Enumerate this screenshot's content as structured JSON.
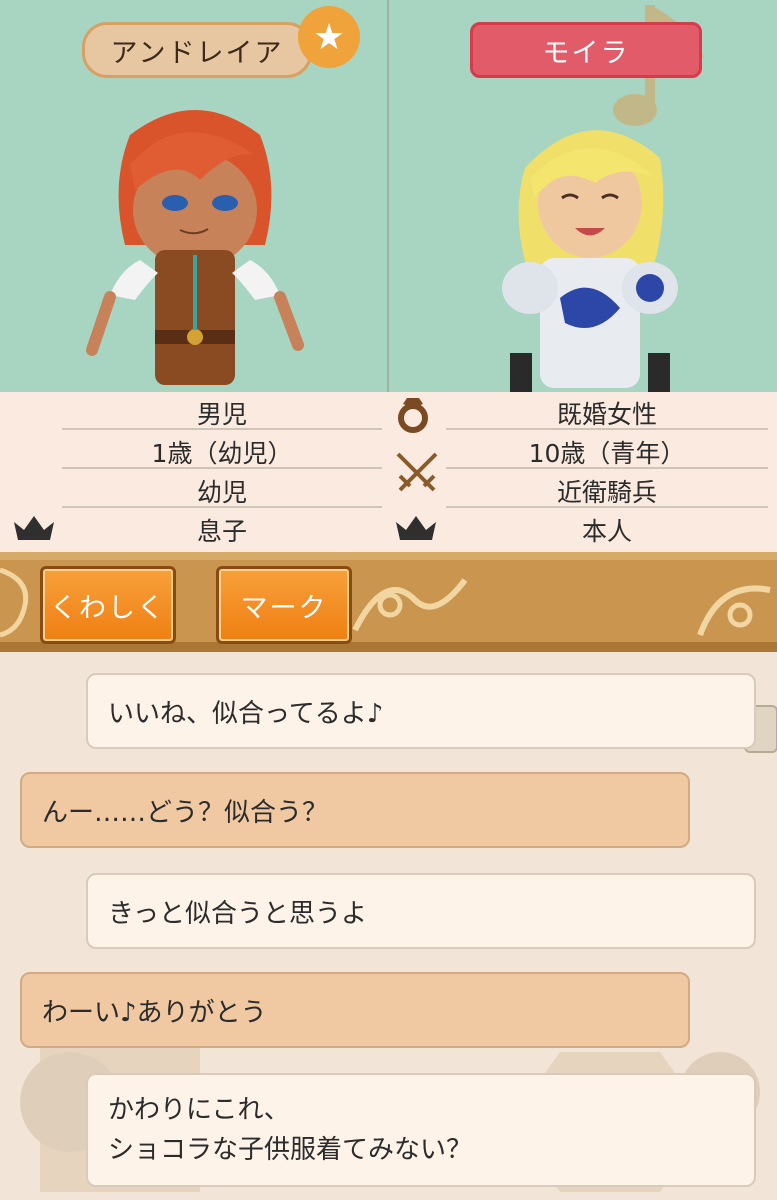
{
  "characters": {
    "left": {
      "name": "アンドレイア",
      "favorite_icon": "star-icon"
    },
    "right": {
      "name": "モイラ"
    }
  },
  "info": {
    "left": {
      "gender": "男児",
      "age": "1歳（幼児）",
      "job": "幼児",
      "relation": "息子"
    },
    "right": {
      "gender": "既婚女性",
      "age": "10歳（青年）",
      "job": "近衛騎兵",
      "relation": "本人"
    }
  },
  "buttons": {
    "details": "くわしく",
    "mark": "マーク"
  },
  "chat": [
    {
      "side": "right",
      "text": "いいね、似合ってるよ♪"
    },
    {
      "side": "left",
      "text": "んー……どう？似合う？"
    },
    {
      "side": "right",
      "text": "きっと似合うと思うよ"
    },
    {
      "side": "left",
      "text": "わーい♪ありがとう"
    },
    {
      "side": "right",
      "line1": "かわりにこれ、",
      "line2": "ショコラな子供服着てみない？"
    }
  ],
  "icons": [
    "star-icon",
    "ring-icon",
    "crossed-swords-icon",
    "crown-icon",
    "music-note-icon"
  ],
  "colors": {
    "accent_orange": "#ef7f12",
    "portrait_bg": "#a8d4c2",
    "name_red": "#e15b69"
  }
}
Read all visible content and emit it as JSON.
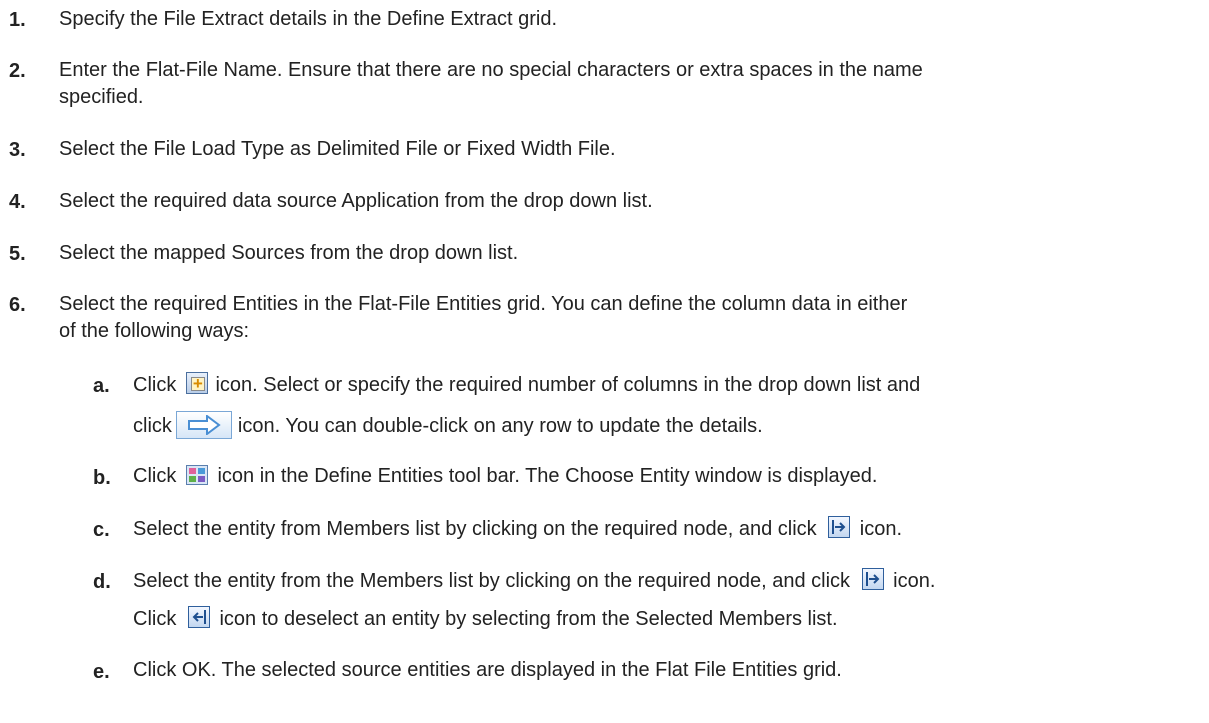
{
  "steps": [
    {
      "num": "1.",
      "lines": [
        "Specify the File Extract details in the Define Extract grid."
      ]
    },
    {
      "num": "2.",
      "lines": [
        "Enter the Flat-File Name. Ensure that there are no special characters or extra spaces in the name",
        "specified."
      ]
    },
    {
      "num": "3.",
      "lines": [
        "Select the File Load Type as Delimited File or Fixed Width File."
      ]
    },
    {
      "num": "4.",
      "lines": [
        "Select the required data source Application from the drop down list."
      ]
    },
    {
      "num": "5.",
      "lines": [
        "Select the mapped Sources from the drop down list."
      ]
    },
    {
      "num": "6.",
      "lines": [
        "Select the required Entities in the Flat-File Entities grid. You can define the column data in either",
        "of the following ways:"
      ]
    }
  ],
  "substeps": {
    "a": {
      "num": "a.",
      "l1_before": "Click",
      "l1_after": "icon. Select or specify the required number of columns in the drop down list and",
      "l2_before": "click",
      "l2_after": "icon. You can double-click on any row to update the details."
    },
    "b": {
      "num": "b.",
      "before": "Click",
      "after": "icon in the Define Entities tool bar. The Choose Entity window is displayed."
    },
    "c": {
      "num": "c.",
      "before": "Select the entity from Members list by clicking on the required node, and click",
      "after": "icon."
    },
    "d": {
      "num": "d.",
      "l1_before": "Select the entity from the Members list by clicking on the required node, and click",
      "l1_after": "icon.",
      "l2_before": "Click",
      "l2_after": "icon to deselect an entity by selecting from the Selected Members list."
    },
    "e": {
      "num": "e.",
      "text": "Click OK. The selected source entities are displayed in the Flat File Entities grid."
    }
  },
  "icons": {
    "add_row": "add-row-icon",
    "arrow": "arrow-button-icon",
    "entities": "define-entities-icon",
    "select": "select-member-icon",
    "deselect": "deselect-member-icon"
  }
}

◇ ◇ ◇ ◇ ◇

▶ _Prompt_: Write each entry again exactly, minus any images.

▶ _Solution_:
Enumerate this screenshot's content as structured JSON.
{
  "characters": {
    "left": {
      "name": "アンドレイア",
      "favorite_icon": "star-icon"
    },
    "right": {
      "name": "モイラ"
    }
  },
  "info": {
    "left": {
      "gender": "男児",
      "age": "1歳（幼児）",
      "job": "幼児",
      "relation": "息子"
    },
    "right": {
      "gender": "既婚女性",
      "age": "10歳（青年）",
      "job": "近衛騎兵",
      "relation": "本人"
    }
  },
  "buttons": {
    "details": "くわしく",
    "mark": "マーク"
  },
  "chat": [
    {
      "side": "right",
      "text": "いいね、似合ってるよ♪"
    },
    {
      "side": "left",
      "text": "んー……どう？似合う？"
    },
    {
      "side": "right",
      "text": "きっと似合うと思うよ"
    },
    {
      "side": "left",
      "text": "わーい♪ありがとう"
    },
    {
      "side": "right",
      "line1": "かわりにこれ、",
      "line2": "ショコラな子供服着てみない？"
    }
  ],
  "icons": [
    "star-icon",
    "ring-icon",
    "crossed-swords-icon",
    "crown-icon",
    "music-note-icon"
  ],
  "colors": {
    "accent_orange": "#ef7f12",
    "portrait_bg": "#a8d4c2",
    "name_red": "#e15b69"
  }
}
Read all visible content and emit it as JSON.
{
  "steps": [
    {
      "num": "1.",
      "lines": [
        "Specify the File Extract details in the Define Extract grid."
      ]
    },
    {
      "num": "2.",
      "lines": [
        "Enter the Flat-File Name. Ensure that there are no special characters or extra spaces in the name",
        "specified."
      ]
    },
    {
      "num": "3.",
      "lines": [
        "Select the File Load Type as Delimited File or Fixed Width File."
      ]
    },
    {
      "num": "4.",
      "lines": [
        "Select the required data source Application from the drop down list."
      ]
    },
    {
      "num": "5.",
      "lines": [
        "Select the mapped Sources from the drop down list."
      ]
    },
    {
      "num": "6.",
      "lines": [
        "Select the required Entities in the Flat-File Entities grid. You can define the column data in either",
        "of the following ways:"
      ]
    }
  ],
  "substeps": {
    "a": {
      "num": "a.",
      "l1_before": "Click",
      "l1_after": "icon. Select or specify the required number of columns in the drop down list and",
      "l2_before": "click",
      "l2_after": "icon. You can double-click on any row to update the details."
    },
    "b": {
      "num": "b.",
      "before": "Click",
      "after": "icon in the Define Entities tool bar. The Choose Entity window is displayed."
    },
    "c": {
      "num": "c.",
      "before": "Select the entity from Members list by clicking on the required node, and click",
      "after": "icon."
    },
    "d": {
      "num": "d.",
      "l1_before": "Select the entity from the Members list by clicking on the required node, and click",
      "l1_after": "icon.",
      "l2_before": "Click",
      "l2_after": "icon to deselect an entity by selecting from the Selected Members list."
    },
    "e": {
      "num": "e.",
      "text": "Click OK. The selected source entities are displayed in the Flat File Entities grid."
    }
  },
  "icons": {
    "add_row": "add-row-icon",
    "arrow": "arrow-button-icon",
    "entities": "define-entities-icon",
    "select": "select-member-icon",
    "deselect": "deselect-member-icon"
  }
}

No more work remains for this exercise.